“When we started doing Capital Fringe, I was very much discouraged about having a different look every year,” Brienza says. It went against everything she knew about marketing best practices, which usually dictate that a consistent brand is paramount. Then, she changed her point of reference: “It’s similar to being in a band, like we’re coming out with a new album every year.”

MP3s might have dulled the import of album art in the music industry, but Fringe takes its visual side seriously, and this year’s release boasts some particularly attractive packaging. It’s easier to open than a CD wrapper, too—just sidle up to the Baldacchino Tent Bar and take in the view.

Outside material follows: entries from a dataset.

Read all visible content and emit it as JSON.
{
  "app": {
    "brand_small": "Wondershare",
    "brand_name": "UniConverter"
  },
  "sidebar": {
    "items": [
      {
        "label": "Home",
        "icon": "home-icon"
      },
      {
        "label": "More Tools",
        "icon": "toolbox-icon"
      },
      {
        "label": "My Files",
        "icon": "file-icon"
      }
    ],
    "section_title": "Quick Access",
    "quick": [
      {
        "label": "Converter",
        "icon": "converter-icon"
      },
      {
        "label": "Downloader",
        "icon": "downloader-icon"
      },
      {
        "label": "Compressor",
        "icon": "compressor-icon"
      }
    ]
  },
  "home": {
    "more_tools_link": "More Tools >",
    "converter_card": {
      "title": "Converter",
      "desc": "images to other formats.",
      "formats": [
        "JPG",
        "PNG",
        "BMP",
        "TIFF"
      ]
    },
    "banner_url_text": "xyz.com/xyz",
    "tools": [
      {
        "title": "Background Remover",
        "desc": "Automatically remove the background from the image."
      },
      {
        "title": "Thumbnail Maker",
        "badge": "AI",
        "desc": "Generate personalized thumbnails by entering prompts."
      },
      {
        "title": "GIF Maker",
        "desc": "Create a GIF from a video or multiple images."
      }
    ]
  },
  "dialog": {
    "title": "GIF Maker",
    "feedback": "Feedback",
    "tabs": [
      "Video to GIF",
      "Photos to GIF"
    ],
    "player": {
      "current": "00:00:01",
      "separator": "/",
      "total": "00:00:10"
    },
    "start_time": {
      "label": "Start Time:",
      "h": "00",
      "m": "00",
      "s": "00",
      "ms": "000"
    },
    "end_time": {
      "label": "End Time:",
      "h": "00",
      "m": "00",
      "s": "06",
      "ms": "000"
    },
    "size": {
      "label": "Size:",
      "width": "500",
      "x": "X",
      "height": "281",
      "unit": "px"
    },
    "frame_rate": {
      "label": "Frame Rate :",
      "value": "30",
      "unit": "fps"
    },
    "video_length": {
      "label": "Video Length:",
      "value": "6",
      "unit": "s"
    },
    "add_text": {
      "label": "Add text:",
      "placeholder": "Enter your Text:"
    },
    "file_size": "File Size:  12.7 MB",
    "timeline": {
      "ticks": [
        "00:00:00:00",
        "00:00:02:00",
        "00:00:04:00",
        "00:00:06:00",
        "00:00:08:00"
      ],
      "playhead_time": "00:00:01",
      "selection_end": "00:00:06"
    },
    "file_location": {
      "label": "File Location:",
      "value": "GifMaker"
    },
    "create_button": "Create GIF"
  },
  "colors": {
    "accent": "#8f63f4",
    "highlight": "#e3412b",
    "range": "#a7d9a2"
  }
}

The first mural to go up at Fort Fringe this year was on the Hodges building, a historic structure that was relocated from across the street to make room for new construction in 2012. “We don’t usually put the word ‘Fringe’ in our murals, because it’s kind of redundant,” says Brienza, but since the mural will stay when Fringe moves to a new headquarters in Trinidad next year, she made an exception.

Brienza doesn’t want to get too sentimental about the move: “This has been awesome that we’ve been here, but we can’t stay here,” she says. “We have to remember that the future is brighter than the present.” But the “♥ Forever” sign outside Fort Fringe’s front gates? That’s coming with her when the festival vacates the lot.

Most of the building’s enduring murals were painted by Antarah Crawley, who joined Fringe in 2008 at 14 years old. “His mom dropped him off and said ‘I really want him to help out with the festival. We didn’t have interns until 2011, so we just asked him, ‘What can you do?’” says Brienza. “It’s really important to us that everything…that we put out there has been made by a person. Normally, a person that works here or lives in the neighborhood.”

Crawley also made a wheatpaste poster on the building next to Fort Fringe that pokes fun at “gentrifiers’ guilt.” Brienza tried to keep the tone upbeat. “We’re in a hot zone here. No one’s saying [gentrification] is bad, but you have to acknowledge what it is and be knowledgeable about it,” she says.

Brienza and Fringe COO Peter Korbel each drew half of the black-and-white line illustrations that cover the bar. “We wanted [the art] to focus on moving, but how do you do that, moving trucks?” says Brienza. “It’s also a very structured time for us, a lot of strategy going on.” The motif continues on the walls inside, the floor of the tent, and audience collateral.

Photos by Darrow Montgomery